Want to help out a family member who may be in dire straights, but don't feel comfortable making an outright gift? Loans to family members must use government-approved rates, or they will be taxed as gifts. It's called the Applicable Federal Rate, or AFR, and our low interest rate environment could make 2012 an excellent time to make loans. The current long-term AFR for loans more than nine years is 2.8 percent (compounded annually), and the short-term AFR for loans less than three years is only 0.2 percent.
9. Resolve to Review Beneficiaries
Use the start of the New Year to review all beneficiary statements for 401(k) plans, IRAs, and life insurance policies. Remember that retirement account assets pass by beneficiary statement and not by will; the same is true for life insurance policies.
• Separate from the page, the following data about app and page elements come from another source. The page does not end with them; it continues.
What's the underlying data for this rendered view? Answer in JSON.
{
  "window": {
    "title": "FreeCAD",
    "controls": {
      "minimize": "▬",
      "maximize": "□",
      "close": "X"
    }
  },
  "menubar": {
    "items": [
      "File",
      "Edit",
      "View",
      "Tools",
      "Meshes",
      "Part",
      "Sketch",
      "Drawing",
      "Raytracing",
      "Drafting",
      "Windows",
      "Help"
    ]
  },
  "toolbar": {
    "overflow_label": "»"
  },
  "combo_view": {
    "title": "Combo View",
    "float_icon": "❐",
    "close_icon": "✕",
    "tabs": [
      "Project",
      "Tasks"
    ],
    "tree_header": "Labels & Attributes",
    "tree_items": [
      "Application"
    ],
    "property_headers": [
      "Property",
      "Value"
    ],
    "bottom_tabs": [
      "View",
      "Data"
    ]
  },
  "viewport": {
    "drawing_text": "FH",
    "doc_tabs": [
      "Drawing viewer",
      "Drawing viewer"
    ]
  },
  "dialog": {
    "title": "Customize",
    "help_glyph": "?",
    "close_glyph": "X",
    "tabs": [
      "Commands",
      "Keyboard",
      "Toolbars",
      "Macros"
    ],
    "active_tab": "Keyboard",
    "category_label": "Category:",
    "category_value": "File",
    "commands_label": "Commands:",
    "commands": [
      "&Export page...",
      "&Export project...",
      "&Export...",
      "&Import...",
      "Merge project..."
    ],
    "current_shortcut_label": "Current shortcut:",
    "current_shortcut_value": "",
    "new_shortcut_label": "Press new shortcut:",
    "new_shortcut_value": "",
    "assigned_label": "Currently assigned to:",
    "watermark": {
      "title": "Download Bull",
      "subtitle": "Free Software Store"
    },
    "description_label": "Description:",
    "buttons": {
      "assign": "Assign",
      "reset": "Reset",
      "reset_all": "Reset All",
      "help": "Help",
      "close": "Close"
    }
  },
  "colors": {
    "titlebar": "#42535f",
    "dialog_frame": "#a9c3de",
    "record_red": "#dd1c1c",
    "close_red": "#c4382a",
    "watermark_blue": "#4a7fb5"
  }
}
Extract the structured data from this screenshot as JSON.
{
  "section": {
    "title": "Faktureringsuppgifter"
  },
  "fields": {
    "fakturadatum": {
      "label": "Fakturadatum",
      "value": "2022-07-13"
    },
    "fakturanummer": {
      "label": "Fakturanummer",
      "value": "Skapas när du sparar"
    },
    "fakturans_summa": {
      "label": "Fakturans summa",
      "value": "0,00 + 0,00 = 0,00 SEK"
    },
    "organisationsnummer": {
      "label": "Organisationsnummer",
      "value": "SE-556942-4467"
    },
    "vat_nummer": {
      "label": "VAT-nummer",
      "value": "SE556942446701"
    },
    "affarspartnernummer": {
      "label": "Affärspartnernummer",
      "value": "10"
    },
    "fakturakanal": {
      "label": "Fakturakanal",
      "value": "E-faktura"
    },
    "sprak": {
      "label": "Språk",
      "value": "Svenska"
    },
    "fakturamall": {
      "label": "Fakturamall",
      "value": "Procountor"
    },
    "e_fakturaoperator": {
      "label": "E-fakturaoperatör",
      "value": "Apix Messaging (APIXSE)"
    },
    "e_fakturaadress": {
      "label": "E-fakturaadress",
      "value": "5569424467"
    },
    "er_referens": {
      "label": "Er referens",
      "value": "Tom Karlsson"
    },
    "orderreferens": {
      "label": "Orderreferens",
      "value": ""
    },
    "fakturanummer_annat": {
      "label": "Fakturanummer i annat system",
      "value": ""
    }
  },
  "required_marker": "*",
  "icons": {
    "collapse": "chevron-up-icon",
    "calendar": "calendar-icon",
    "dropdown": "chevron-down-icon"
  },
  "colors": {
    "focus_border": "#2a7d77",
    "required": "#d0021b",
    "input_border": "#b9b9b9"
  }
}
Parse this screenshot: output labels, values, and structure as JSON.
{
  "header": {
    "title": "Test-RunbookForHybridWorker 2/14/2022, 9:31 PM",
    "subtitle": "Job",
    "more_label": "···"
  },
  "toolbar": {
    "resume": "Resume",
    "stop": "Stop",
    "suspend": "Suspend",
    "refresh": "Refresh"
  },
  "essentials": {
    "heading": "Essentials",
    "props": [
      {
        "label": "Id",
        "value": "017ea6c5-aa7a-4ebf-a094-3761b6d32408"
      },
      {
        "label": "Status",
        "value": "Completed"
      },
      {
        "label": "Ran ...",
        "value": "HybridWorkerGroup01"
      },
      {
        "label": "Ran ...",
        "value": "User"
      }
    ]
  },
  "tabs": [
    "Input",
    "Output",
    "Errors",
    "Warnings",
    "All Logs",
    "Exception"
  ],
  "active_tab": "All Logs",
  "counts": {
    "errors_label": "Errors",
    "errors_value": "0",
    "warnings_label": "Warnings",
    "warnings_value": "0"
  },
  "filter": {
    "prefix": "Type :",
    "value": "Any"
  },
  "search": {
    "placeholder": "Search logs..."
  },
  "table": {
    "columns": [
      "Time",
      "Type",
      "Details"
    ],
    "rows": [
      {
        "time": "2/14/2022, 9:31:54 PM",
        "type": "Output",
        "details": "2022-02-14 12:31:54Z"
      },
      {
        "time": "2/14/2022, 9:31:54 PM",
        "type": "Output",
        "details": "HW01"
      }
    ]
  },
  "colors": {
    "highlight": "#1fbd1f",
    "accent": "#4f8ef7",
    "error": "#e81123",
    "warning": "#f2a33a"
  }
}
Every financial planner has stories of clients who divorce and never revise their beneficiary statements; the client dies and a life insurance policy or 401(k) is paid to the ex-spouse, leaving a current spouse or children with nothing.
10. Keep Up with Contribution Limits
Take advantage of 2012 increases in retirement account contributions. The maximum 401(k), 403b, 457 contributions increase to $17,000. Catch-up contribution for the over-50 set is an additional $5,500
11. Keep Your Cool
Listening to the financial news wasn't easy in 2011 and we may face the same cacophony of doomsayers in 2012. Selling stocks when prices are down is not a successful long-term investment strategy. And remember — when media headlines proclaim, "investors are dumping stocks," someone else is buying them.
12. See a Financial Planner
Financial planners can help you navigate your way through these perilous economic times. No one knows what the future will bring, but a good planner can provide the kind of experience and objectivity that can bring clarity to difficult financial decisions.
If you have a financial planner, and you haven't updated your plan in light of recent economic realities, it makes sense to check if you're still on track, or if there are course-corrections you could make to improve the situation.